Don’t buy the Apple Watch SE if the Apple Watch 6 is a better fit for you.

Do you want an always-on display, a spO2 reader, and other new features? If so, you should skip this model and go straight for the Apple Watch Series 6. This allows you to get the latest and greatest.

This plays into the reason above as well. If you aren’t upgrading every year, it can make more sense to spend a little more to get the latest features so that you can enjoy them longer.

Don’t Buy if You Love Your Current Watch

Is your current Apple Watch good enough for you? You might be lusting over a new gadget that you don’t even need. If you think about how you use it and if you would actually use the new features, you might be surprised.

If your Apple Watch is good enough, especially with watchOS 7 then you may not need to upgrade. If battery life is an issue, you can replace your Apple Watch battery pretty affordably, and this gives your model a new life. Upgrade the style with a new Apple Watch band and you’ve saved money and made a more sustainable choice.

Wait for Reviews

The biggest reason to wait is to see what the reviews say about the Apple Watch SE. These will let you know if the changes are worth it and how it stacks up to the latest model and older models in performance.

We should see Apple Watch SE reviews in the next week or so, which will let you make a more informed buying decision. While it may be hard to find an Apple Watch SE in stock this holiday season it is still a good idea for many buyers to wait.

Wait for Deals

This model is cheaper, which is great, but if you can save more money that is even better. We could see some Apple Watch SE deals start in early 2021, and there is a small chance that we see some deals during Black Friday, but that may be a stretch this year.
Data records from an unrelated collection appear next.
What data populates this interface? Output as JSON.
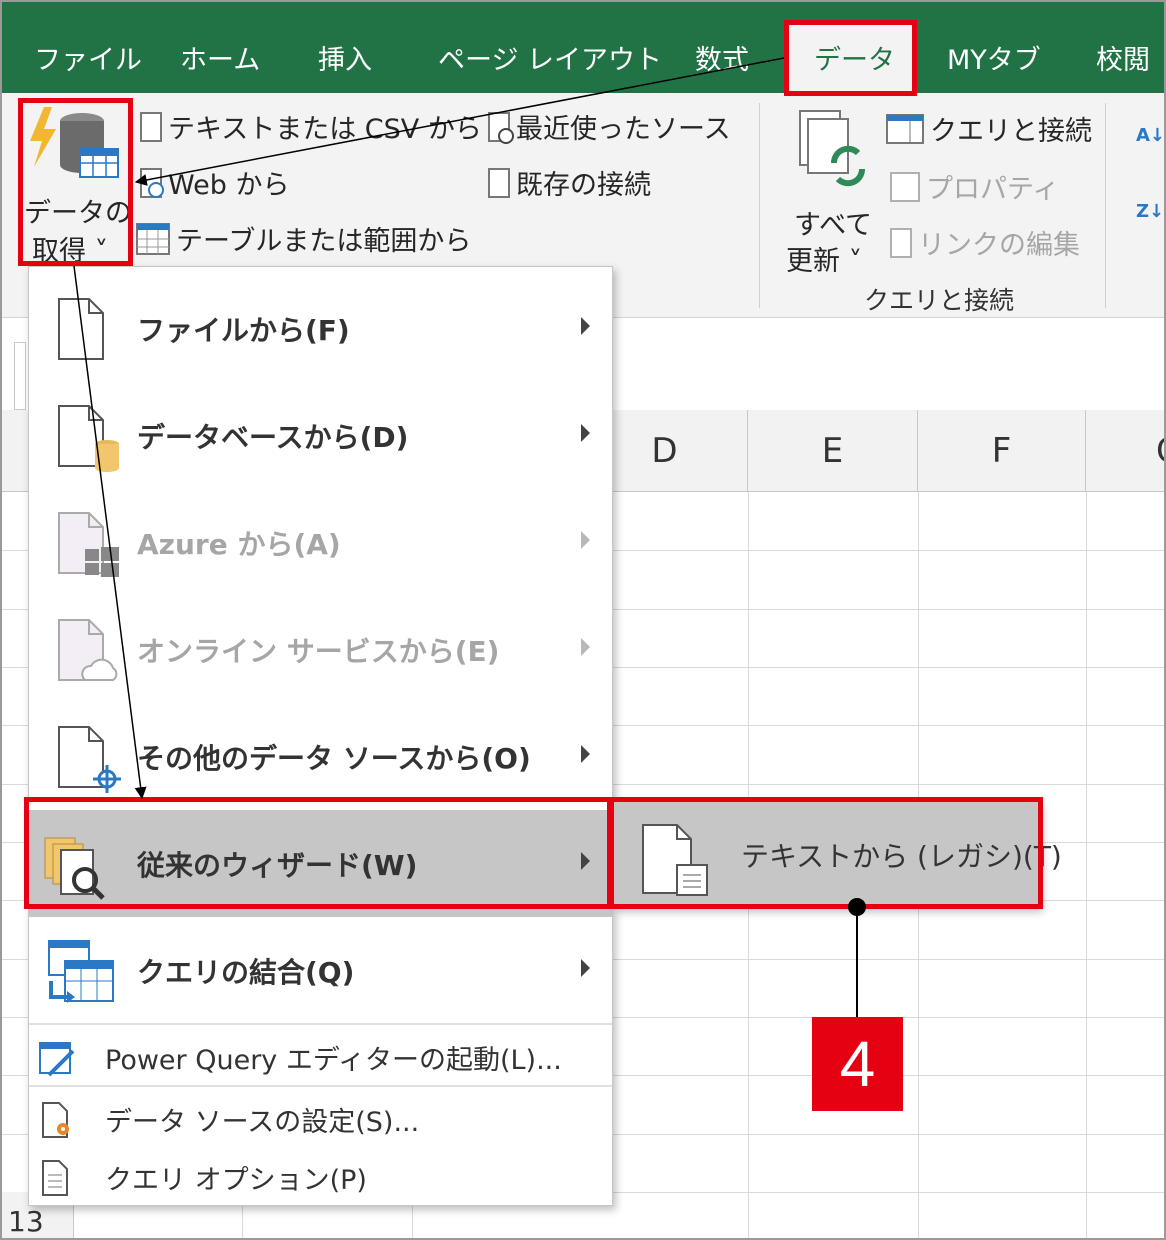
{
  "tabs": [
    "ファイル",
    "ホーム",
    "挿入",
    "ページ レイアウト",
    "数式",
    "データ",
    "MYタブ",
    "校閲"
  ],
  "ribbon": {
    "get_data_line1": "データの",
    "get_data_line2": "取得 ˅",
    "text_csv": "テキストまたは CSV から",
    "web": "Web から",
    "table_range": "テーブルまたは範囲から",
    "recent_sources": "最近使ったソース",
    "existing_conn": "既存の接続",
    "refresh_all_line1": "すべて",
    "refresh_all_line2": "更新 ˅",
    "queries_conn": "クエリと接続",
    "properties": "プロパティ",
    "edit_links": "リンクの編集",
    "group_label": "クエリと接続",
    "sort_az": "A↓Z",
    "sort_za": "Z↓A"
  },
  "columns": [
    "D",
    "E",
    "F",
    "G"
  ],
  "row_number": "13",
  "menu": {
    "items": [
      {
        "label": "ファイルから(F)",
        "disabled": false
      },
      {
        "label": "データベースから(D)",
        "disabled": false
      },
      {
        "label": "Azure から(A)",
        "disabled": true
      },
      {
        "label": "オンライン サービスから(E)",
        "disabled": true
      },
      {
        "label": "その他のデータ ソースから(O)",
        "disabled": false
      },
      {
        "label": "従来のウィザード(W)",
        "disabled": false
      },
      {
        "label": "クエリの結合(Q)",
        "disabled": false
      }
    ],
    "small_items": [
      {
        "label": "Power Query エディターの起動(L)..."
      },
      {
        "label": "データ ソースの設定(S)..."
      },
      {
        "label": "クエリ オプション(P)"
      }
    ]
  },
  "submenu": {
    "label": "テキストから (レガシ)(T)"
  },
  "callout": "4",
  "colors": {
    "excel_green": "#217346",
    "highlight": "#c6c6c6",
    "annotation_red": "#e50012"
  }
}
With in-store deals not looking the same, retailers have less reason to discount new products like this on Black Friday, which leads us to look out to Valentine’s Day and Mothers Day in 2021 as the big Apple Watch SE deal days. Decide if you want to wait that long for a deal.

We could see some deals at carriers when you combine with a new phone or use a payment plan.

63 Exciting Things You Can Do With the Apple Watch

Answer Calls on the Apple Watch

Answer Calls on the Apple Watch

You can answer a call on your Apple Watch using it as a small Bluetooth speakerphone. You only want to use this for shorter calls because the audio quality isn't as good as when you are talking on speakerphone on your iPhone. 

The Apple Watch only allows you to answer your calls on Speakerphone, so you won't want to use this all the time. It is very handy when you are working on a project or busy with your hands. Definitely be conscious of where you are taking calls. If you wouldn't talk on speakerphone, you shouldn't talk on your Apple Watch.

If you buy the new Apple Watch with LTE, you can even make calls on the Apple Watch without your iPhone nearby. This requires adding the watch to your plan for $10 a month. You cannot answer a FaceTime video call on the Apple Watch. 

Last update on 2020-09-22. This post may contain affiliate links. Click here to read our disclosure policy for more details. Images via Amazon API

Continue Reading

This article may contain affiliate links. Click here for more details.